Excerpts from an interface dataset:
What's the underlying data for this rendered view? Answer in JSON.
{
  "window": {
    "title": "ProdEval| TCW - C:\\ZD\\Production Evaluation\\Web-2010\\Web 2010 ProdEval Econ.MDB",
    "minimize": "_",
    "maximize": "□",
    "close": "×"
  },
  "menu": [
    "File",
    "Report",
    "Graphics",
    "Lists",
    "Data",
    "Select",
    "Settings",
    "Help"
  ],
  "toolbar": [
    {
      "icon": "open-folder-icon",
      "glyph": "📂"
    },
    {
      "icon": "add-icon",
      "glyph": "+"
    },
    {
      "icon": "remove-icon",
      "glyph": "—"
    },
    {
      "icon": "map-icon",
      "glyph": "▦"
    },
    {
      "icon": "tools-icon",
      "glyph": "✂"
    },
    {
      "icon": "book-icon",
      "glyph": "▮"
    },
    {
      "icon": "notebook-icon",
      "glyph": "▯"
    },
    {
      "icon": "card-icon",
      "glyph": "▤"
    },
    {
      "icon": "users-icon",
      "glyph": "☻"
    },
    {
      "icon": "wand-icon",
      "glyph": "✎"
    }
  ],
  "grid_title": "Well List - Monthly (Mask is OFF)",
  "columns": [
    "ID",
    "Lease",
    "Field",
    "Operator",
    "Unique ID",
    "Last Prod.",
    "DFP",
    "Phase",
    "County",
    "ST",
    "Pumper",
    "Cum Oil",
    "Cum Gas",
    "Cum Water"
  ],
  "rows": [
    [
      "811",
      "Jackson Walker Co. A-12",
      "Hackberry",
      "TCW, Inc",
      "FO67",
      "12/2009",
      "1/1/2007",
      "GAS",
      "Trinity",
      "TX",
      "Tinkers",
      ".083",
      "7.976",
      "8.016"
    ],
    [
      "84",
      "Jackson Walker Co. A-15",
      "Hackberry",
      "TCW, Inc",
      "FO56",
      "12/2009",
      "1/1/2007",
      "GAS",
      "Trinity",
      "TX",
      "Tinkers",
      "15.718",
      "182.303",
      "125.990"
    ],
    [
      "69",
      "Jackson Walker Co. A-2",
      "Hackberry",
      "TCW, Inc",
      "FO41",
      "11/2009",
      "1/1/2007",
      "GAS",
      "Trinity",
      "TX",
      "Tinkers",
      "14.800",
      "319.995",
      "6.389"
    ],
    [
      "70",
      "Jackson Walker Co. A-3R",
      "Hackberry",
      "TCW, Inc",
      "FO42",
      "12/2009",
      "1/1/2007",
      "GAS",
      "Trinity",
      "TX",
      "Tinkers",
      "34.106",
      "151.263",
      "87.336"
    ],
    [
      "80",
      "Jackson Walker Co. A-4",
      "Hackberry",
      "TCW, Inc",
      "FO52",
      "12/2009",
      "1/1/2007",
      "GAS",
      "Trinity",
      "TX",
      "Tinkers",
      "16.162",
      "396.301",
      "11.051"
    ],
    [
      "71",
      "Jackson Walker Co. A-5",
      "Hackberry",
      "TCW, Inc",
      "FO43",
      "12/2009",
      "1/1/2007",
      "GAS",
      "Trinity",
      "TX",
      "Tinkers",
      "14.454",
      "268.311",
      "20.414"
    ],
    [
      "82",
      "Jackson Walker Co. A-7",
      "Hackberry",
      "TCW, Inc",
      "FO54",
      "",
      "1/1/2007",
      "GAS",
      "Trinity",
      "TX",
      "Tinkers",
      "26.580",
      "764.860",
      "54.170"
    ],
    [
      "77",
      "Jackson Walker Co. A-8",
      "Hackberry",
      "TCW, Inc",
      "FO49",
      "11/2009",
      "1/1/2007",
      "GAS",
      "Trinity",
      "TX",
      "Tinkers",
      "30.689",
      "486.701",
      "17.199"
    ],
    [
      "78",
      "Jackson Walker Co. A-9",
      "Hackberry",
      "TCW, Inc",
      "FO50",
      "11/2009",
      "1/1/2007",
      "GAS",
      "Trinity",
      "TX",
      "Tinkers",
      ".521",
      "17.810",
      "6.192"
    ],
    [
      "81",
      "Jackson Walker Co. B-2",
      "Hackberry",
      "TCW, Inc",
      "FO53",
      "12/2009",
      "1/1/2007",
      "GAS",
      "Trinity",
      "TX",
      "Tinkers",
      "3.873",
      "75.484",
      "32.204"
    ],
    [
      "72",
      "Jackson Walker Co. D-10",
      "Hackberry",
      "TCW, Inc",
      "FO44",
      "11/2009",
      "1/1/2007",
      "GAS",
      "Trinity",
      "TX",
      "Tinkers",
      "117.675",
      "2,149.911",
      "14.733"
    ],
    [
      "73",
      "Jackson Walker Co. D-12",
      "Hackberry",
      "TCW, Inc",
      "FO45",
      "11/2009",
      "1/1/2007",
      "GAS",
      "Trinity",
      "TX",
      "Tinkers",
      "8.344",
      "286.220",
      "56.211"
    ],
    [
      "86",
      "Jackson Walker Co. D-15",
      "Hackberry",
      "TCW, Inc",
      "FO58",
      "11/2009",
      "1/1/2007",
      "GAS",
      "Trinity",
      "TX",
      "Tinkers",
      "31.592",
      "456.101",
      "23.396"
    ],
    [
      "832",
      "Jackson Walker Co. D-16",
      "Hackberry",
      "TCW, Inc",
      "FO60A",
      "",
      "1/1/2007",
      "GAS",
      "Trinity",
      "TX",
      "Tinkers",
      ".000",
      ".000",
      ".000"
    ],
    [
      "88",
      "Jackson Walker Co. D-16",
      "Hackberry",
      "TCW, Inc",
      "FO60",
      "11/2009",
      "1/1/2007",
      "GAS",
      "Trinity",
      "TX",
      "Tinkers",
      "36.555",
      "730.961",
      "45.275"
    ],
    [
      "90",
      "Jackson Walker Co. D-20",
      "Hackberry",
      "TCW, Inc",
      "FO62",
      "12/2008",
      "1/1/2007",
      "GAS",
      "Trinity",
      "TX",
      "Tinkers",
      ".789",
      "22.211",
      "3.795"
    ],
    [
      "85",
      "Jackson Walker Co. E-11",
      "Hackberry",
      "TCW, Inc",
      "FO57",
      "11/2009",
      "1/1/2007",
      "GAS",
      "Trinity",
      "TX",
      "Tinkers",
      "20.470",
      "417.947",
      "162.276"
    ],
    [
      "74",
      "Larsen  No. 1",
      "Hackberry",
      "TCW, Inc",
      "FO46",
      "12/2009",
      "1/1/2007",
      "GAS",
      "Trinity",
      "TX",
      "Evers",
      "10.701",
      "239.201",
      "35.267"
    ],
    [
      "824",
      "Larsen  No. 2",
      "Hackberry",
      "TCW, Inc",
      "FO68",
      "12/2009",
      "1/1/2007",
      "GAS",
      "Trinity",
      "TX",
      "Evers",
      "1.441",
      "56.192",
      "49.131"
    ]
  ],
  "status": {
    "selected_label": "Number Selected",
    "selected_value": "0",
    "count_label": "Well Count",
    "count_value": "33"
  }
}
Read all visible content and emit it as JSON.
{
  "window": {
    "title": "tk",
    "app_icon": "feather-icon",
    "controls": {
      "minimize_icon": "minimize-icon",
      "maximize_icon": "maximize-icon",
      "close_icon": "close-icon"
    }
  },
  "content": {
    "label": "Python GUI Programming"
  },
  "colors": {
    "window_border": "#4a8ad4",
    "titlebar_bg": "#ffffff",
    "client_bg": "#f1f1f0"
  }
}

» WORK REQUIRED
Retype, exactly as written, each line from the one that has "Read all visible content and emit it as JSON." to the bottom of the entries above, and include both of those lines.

» FINISHED EXERCISE
Read all visible content and emit it as JSON.
{
  "window": {
    "title": "tk",
    "app_icon": "feather-icon",
    "controls": {
      "minimize_icon": "minimize-icon",
      "maximize_icon": "maximize-icon",
      "close_icon": "close-icon"
    }
  },
  "content": {
    "label": "Python GUI Programming"
  },
  "colors": {
    "window_border": "#4a8ad4",
    "titlebar_bg": "#ffffff",
    "client_bg": "#f1f1f0"
  }
}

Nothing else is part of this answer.